Running might sound like a simple activity to take up to increase health and fitness. However, it's not quite as straightforward as it might seem with some scientific studies finding that up to three-quarters of runners experience an exercise related injury each year. Depending on exactly how serious that injury is and just how it is taken care of, many runners just give up and never continue to run. The factors that cause running injury are multiple however they are related to issues for example doing too much running too soon before allowing your body to adjust to the increased degrees of activity. Poor running shoes with design features that do not match up those of the runners requirements may also be an issue. Issues with foot biomechanics and also the running technique can also be problems at raising the probability for an exercise related injury.

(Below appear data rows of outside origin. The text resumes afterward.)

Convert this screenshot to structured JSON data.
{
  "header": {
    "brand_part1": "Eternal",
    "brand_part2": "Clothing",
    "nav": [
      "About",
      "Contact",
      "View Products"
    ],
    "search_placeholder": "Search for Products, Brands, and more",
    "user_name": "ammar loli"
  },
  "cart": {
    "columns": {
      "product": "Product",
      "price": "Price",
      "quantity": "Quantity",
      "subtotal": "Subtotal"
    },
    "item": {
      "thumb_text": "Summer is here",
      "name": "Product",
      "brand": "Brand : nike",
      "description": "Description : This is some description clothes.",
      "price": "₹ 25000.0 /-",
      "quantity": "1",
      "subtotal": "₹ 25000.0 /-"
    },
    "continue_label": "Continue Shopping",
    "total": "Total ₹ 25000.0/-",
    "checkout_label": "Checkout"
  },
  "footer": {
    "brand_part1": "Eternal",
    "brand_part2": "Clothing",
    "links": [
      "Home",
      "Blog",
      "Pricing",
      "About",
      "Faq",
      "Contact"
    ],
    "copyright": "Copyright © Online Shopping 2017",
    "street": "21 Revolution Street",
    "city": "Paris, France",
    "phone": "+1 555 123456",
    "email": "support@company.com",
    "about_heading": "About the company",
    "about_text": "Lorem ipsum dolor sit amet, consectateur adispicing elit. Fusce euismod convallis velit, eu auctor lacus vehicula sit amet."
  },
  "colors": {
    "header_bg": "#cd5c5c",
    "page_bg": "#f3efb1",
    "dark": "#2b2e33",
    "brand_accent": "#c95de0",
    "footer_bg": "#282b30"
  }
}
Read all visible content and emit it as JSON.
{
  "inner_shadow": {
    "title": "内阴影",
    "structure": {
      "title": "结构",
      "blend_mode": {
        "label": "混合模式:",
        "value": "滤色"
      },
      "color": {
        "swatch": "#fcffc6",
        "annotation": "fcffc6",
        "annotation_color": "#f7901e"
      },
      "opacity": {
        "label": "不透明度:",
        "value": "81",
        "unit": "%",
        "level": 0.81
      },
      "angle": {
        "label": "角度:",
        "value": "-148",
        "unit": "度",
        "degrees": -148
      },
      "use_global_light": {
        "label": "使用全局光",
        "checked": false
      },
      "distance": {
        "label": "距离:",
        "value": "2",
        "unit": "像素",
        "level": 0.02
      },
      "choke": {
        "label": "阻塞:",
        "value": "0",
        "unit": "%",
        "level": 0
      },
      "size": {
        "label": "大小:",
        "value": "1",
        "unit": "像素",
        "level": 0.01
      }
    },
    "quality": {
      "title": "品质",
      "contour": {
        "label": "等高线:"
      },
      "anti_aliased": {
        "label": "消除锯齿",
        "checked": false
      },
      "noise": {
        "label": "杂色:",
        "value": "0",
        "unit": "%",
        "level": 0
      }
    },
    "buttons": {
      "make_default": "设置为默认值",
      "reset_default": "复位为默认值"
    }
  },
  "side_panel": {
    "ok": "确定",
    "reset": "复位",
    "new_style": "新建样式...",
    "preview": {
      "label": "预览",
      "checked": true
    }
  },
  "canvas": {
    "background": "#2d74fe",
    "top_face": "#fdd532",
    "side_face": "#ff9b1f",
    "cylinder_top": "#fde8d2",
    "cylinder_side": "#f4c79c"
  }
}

An example of an injury is anterior compartment syndrome. There is fibrous fascia surrounding muscles that contain the muscles in position. If this fascia is tight, once we exercise the muscle would like to expand but that tight fascia prevents it. That pressure within the fascia compartment might be painful. In  anterior compartment syndrome, this affects the muscles that are on front of the leg. The most frequent reason behind this condition is what is known as overstriding. In this the runner is hitting the ground with their leading leg too far in front of the body. To lower the foot to the ground, the anterior leg muscles have to work harder. As they work harder, the muscles expand and if the fascia does not allow it, then this will become painful. It will only be painful when running and won't be painful when not running. The best way to treat this problem to use techniques for the runner to shorten their stride length to ensure the lead foot does not contact the ground too far ahead of the body when running.